### WHAT YOU SHOULD DO:
Could you return the full listing, every line exactly as given?

### DATA FOR REVIEW:
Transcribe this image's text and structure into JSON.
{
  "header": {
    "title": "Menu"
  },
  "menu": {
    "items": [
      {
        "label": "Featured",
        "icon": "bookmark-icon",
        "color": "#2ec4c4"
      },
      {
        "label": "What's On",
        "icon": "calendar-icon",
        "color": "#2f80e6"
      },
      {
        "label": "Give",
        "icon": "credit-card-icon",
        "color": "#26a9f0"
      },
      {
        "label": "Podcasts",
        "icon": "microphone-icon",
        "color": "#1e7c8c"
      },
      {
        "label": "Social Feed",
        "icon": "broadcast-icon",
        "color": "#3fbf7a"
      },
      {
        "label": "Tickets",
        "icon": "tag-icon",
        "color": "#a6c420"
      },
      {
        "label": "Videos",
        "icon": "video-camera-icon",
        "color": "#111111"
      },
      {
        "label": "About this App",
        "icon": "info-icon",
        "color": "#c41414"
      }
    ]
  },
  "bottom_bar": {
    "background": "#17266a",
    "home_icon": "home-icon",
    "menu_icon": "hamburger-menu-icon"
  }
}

### THE COMPLETED TASK:
Transcribe this image's text and structure into JSON.
{
  "header": {
    "title": "Menu"
  },
  "menu": {
    "items": [
      {
        "label": "Featured",
        "icon": "bookmark-icon",
        "color": "#2ec4c4"
      },
      {
        "label": "What's On",
        "icon": "calendar-icon",
        "color": "#2f80e6"
      },
      {
        "label": "Give",
        "icon": "credit-card-icon",
        "color": "#26a9f0"
      },
      {
        "label": "Podcasts",
        "icon": "microphone-icon",
        "color": "#1e7c8c"
      },
      {
        "label": "Social Feed",
        "icon": "broadcast-icon",
        "color": "#3fbf7a"
      },
      {
        "label": "Tickets",
        "icon": "tag-icon",
        "color": "#a6c420"
      },
      {
        "label": "Videos",
        "icon": "video-camera-icon",
        "color": "#111111"
      },
      {
        "label": "About this App",
        "icon": "info-icon",
        "color": "#c41414"
      }
    ]
  },
  "bottom_bar": {
    "background": "#17266a",
    "home_icon": "home-icon",
    "menu_icon": "hamburger-menu-icon"
  }
}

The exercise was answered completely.